  1. Which communities show examples of some of the positive behaviors listed in the article? Be specific and give examples. 
  2. What positive behaviors are missing from the communities in which you participate? Which tips do you wish members of your online communities would take to heart? What are some strategies to make this happen?

Step 6: Let's get back into groups again, this time working with 1-3 other students (for groups of 2-4). Decide with your group which of the following design activities you will do. 

Option 1: Create your own online community. Write a description of this community, and be sure to answer all of the following questions:

  1. What is the organizing topic of the community?
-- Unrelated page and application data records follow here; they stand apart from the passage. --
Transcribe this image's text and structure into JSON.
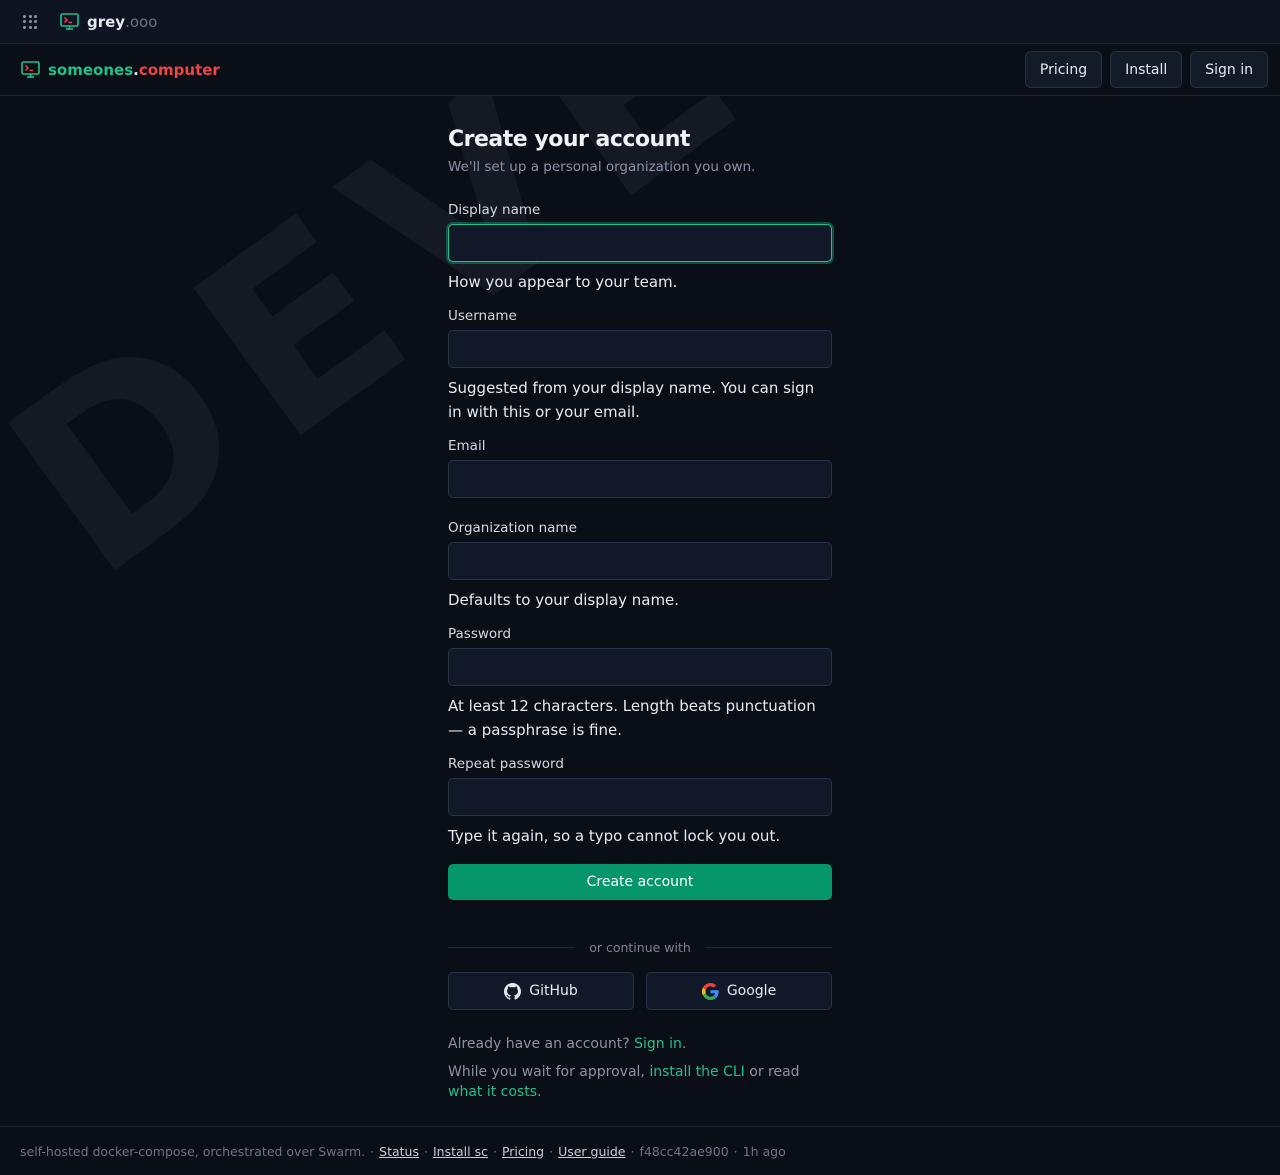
{
  "topbar": {
    "brand_main": "grey",
    "brand_suffix": ".ooo"
  },
  "navbar": {
    "brand_part1": "someones",
    "brand_dot": ".",
    "brand_part2": "computer",
    "pricing": "Pricing",
    "install": "Install",
    "signin": "Sign in"
  },
  "watermark": "DEVELOPMENT",
  "form": {
    "title": "Create your account",
    "subtitle": "We'll set up a personal organization you own.",
    "display_name": {
      "label": "Display name",
      "value": "",
      "hint": "How you appear to your team."
    },
    "username": {
      "label": "Username",
      "value": "",
      "hint": "Suggested from your display name. You can sign in with this or your email."
    },
    "email": {
      "label": "Email",
      "value": ""
    },
    "org_name": {
      "label": "Organization name",
      "value": "",
      "hint": "Defaults to your display name."
    },
    "password": {
      "label": "Password",
      "value": "",
      "hint": "At least 12 characters. Length beats punctuation — a passphrase is fine."
    },
    "repeat_password": {
      "label": "Repeat password",
      "value": "",
      "hint": "Type it again, so a typo cannot lock you out."
    },
    "submit": "Create account",
    "divider": "or continue with",
    "github": "GitHub",
    "google": "Google",
    "already": "Already have an account?",
    "signin_link": "Sign in",
    "period": ".",
    "wait_prefix": "While you wait for approval,",
    "install_cli": "install the CLI",
    "or_read": "or read",
    "what_it_costs": "what it costs",
    "wait_suffix": "."
  },
  "footer": {
    "intro": "self-hosted docker-compose, orchestrated over Swarm.",
    "sep": "·",
    "status": "Status",
    "install_sc": "Install sc",
    "pricing": "Pricing",
    "user_guide": "User guide",
    "commit": "f48cc42ae900",
    "age": "1h ago"
  },
  "colors": {
    "accent": "#22c08a",
    "brand_red": "#ef4444",
    "primary_button": "#059669",
    "background": "#0a0e17"
  },
  "icons": [
    "apps-grid-icon",
    "terminal-monitor-icon",
    "github-icon",
    "google-icon"
  ]
}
History? '80s music? Friendship? Homework?The Hunger Games?
  2. What is the group's name?
  3. Are there any membership limitations or qualifications (example: age limit)? 
  4. Is it a closed group or an open one? What are your privacy settings? 
  5. How will you attract (or keep out) new members? 
  6. What are your five "Rules of the Game," in other words, the "Thou Shalts" and "uh-uh, don't even think about its" of your online community? 
  7. What are the consequences for breaking the rules?

If you're old enough (oftentimes social networking sites have an age limit of 13), you can even build your groups on Facebook or another online site.

Option 2: Working with your group, generate a list of 5-10 "Rules of the Game" or "Thou Shalts" of being a good online citizen. Once you have your list, make an ad or Public Service Announcement (PSA) encouraging others to be good online citizens.  Formats could include comic strips, posters, or skits/videos.

For inspiration, check out these two fun examples of PSAs about not being a jerk online. (These are both online submissions for a Trend Micro video contest.)

Step 7: Time to present your communities or ad/PSA to the class. And hey—that stuff about being a good online citizen applies here in the non-virtual world, too. Be a good member of your classroom community while your peers are presenting, and they'll probably return the favor.